How to Stage a Catastrophe

Sidney plans to be the director of the Juicebox Theater when he grows up. For now, he handles the props, his best friend Folly works the concession stand, and his sister May hangs out in the spotlight. But the theater is in danger of closing, and the kids know they need a plan to save it and fast. When they join a local commerce club to earn money, Sid and Folly uncover some immoral business practices, and it gives them a great idea for saving the theater. That is, if you can call extortion a great idea. Hilarious and heartwarming, the mission to save a failing community theater unites a riotous cast of characters in this offbeat middle-grade novel.

PublisherCapstone Young Readers
Age Level8-12 Years
Reading LevelGrades 4-7
GenreRealistic Fiction
Trim Size5 1/4 x 7 1/2
Page Count256
Paper Over Board



Booklist - Maggie Reagan

"Full of quirky fun, this middle-grade debut is given a three-act structure and peppered with witty asides and comments from Sidney about the process of theater making. An ideal introduction for budding thespians." - Booklist

March 1, 2017

School Library Journal - Misti Tidman, Mansfield/Richland County Public Library, OH

"The narrative races around several unlikely scenarios that will keep readers laughing and guessing until the improbable conclusion. There’s plenty of fun to be had in this tale. . .readers with an affinity for theater may enjoy this peppy outing. An additional purchase where books such as Andrew Keenan-Bolger and Kate Wetherhead’s “Jack & Louisa” series and Tim Federle’s Better Nate Than Ever fly off the shelves." - School Library Journal

March 1, 2017


School Library Connection - Annette B. Thibodeaux, Retired School Librarian, Metairie, Louisiana

"Donnelly’s debut novel for young people focuses on the Juicebox Theater, a children’s theater that is in danger of closing. . . .Parts of the text are displayed in play format and many drama terms are introduced to readers: stage, scene, setting, intermission, cast, director, props. . . .This would be a good introduction to children’s theater. Recommended." - School Library Connection

October 1, 2017

Kirkus Reviews

"...Sid's first-person, fourth-wall-breaking narration, full of amusing similes and asides, carries the day. Conspiratorial theatrics and all-around good fun." - Kirkus Reviews

February 1, 2017


Barnes & Noble Kids blog - Maria Burel

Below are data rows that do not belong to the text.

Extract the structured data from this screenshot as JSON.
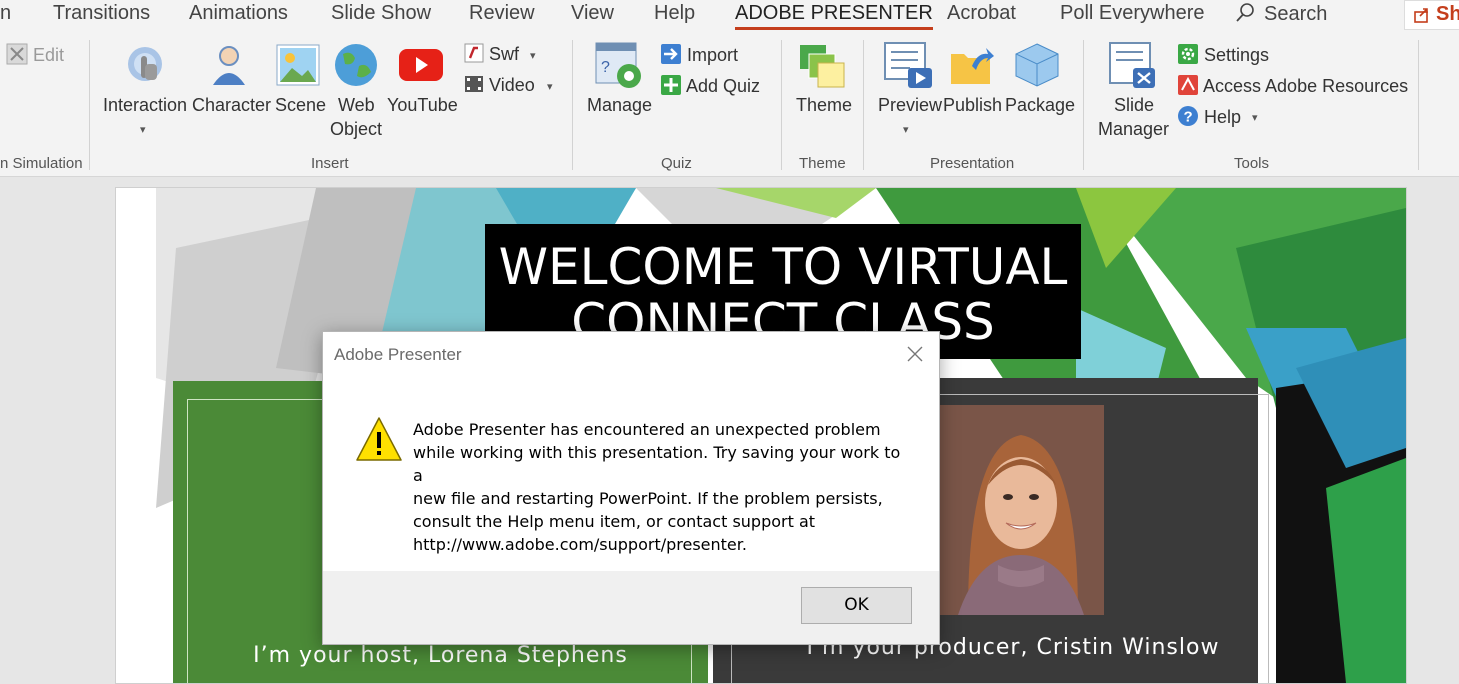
{
  "tabs": [
    "Transitions",
    "Animations",
    "Slide Show",
    "Review",
    "View",
    "Help",
    "ADOBE PRESENTER",
    "Acrobat",
    "Poll Everywhere"
  ],
  "tab_clip_left": "n",
  "active_tab": "ADOBE PRESENTER",
  "search_label": "Search",
  "share_label": "Sh",
  "ribbon": {
    "edit_label": "Edit",
    "sim_group_label": "n Simulation",
    "insert": {
      "interaction": "Interaction",
      "character": "Character",
      "scene": "Scene",
      "web_object_1": "Web",
      "web_object_2": "Object",
      "youtube": "YouTube",
      "swf": "Swf",
      "video": "Video",
      "group": "Insert"
    },
    "quiz": {
      "manage": "Manage",
      "import": "Import",
      "add_quiz": "Add Quiz",
      "group": "Quiz"
    },
    "theme": {
      "theme": "Theme",
      "group": "Theme"
    },
    "presentation": {
      "preview": "Preview",
      "publish": "Publish",
      "package": "Package",
      "group": "Presentation"
    },
    "tools": {
      "slide_manager_1": "Slide",
      "slide_manager_2": "Manager",
      "settings": "Settings",
      "access": "Access Adobe Resources",
      "help": "Help",
      "group": "Tools"
    }
  },
  "slide": {
    "title_line1": "WELCOME TO VIRTUAL",
    "title_line2": "CONNECT CLASS",
    "host": "I’m your host, Lorena Stephens",
    "producer": "I’m your producer, Cristin Winslow"
  },
  "dialog": {
    "title": "Adobe Presenter",
    "message_lines": [
      "Adobe Presenter has encountered an unexpected problem",
      "while working with this presentation.  Try saving your work to a",
      "new file and restarting PowerPoint.  If the problem persists,",
      "consult the Help menu item, or contact support at",
      "http://www.adobe.com/support/presenter."
    ],
    "ok_label": "OK"
  },
  "colors": {
    "accent": "#c43e1c",
    "host_panel": "#4b8a37",
    "producer_panel": "#3a3a3a"
  }
}
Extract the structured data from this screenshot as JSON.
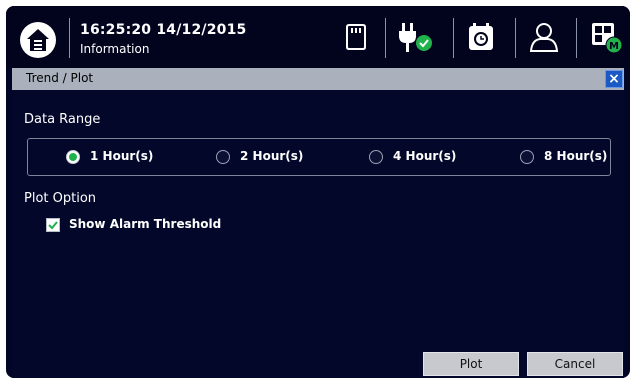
{
  "topbar": {
    "datetime": "16:25:20  14/12/2015",
    "screen_name": "Information",
    "icons": [
      "home-icon",
      "memory-card-icon",
      "power-plug-status-icon",
      "timer-icon",
      "user-icon",
      "module-icon"
    ],
    "module_badge": "M"
  },
  "dialog": {
    "title": "Trend / Plot",
    "close_label": "×",
    "data_range": {
      "label": "Data Range",
      "options": [
        "1 Hour(s)",
        "2 Hour(s)",
        "4 Hour(s)",
        "8 Hour(s)"
      ],
      "selected": "1 Hour(s)"
    },
    "plot_option": {
      "label": "Plot Option",
      "show_alarm_threshold": {
        "label": "Show Alarm Threshold",
        "checked": true
      }
    },
    "buttons": {
      "plot": "Plot",
      "cancel": "Cancel"
    }
  },
  "colors": {
    "background": "#020626",
    "titlebar": "#aab0bc",
    "accent_green": "#22b24c",
    "close_blue": "#1b5ac4",
    "button_gray": "#c7c9cf"
  }
}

"...there’s a thin line between business and extortion, as we discover in this equal parts touching and humorous look at the business side of the theatre world." - Barnes & Noble Kids blog

May 3, 2017

BookPage - Jennifer Bruer Kitchel, librarian at a PreK-8 Catholic school

"Rebecca Donnelly’s debut novel is a treat on many levels. The format, prose style and story are all appealing, making this middle grade book a solid read for audiences of all ages. . . .The antics of the characters are funny and sincere enough without the play construct, but this format allows readers to understand Sidney while encouraging appreciation for theater as art. The laugh-out-loud moments are tempered by heartfelt character development, as Sidney discovers truths about himself and tries to direct the story to a satisfying conclusion. A fun read from opening scene to final curtain, How to Stage a Catastrophe will be a favorite for many years." - BookPage

April 1, 2017



American Booksellers Association

Winter/Spring 2017 Indies Introduce

September 1, 2016

Indiana Library Federation & the Association of Indiana School Library Educators

2019-2020 Young Hoosier Book Award Longlist

February 1, 2018

Rebecca Donnelly

Rebecca Donnelly

Rebecca Donnelly was born in England, where she got to stand in the rain and wave at the Queen once, and at seven moved to California, where they don't do things like that. She holds an MLIS from San Jose State University. Rebecca runs a small rural library in upstate New York and has written for School Library Journal and The Horn Book.

Go to the Author’s Page →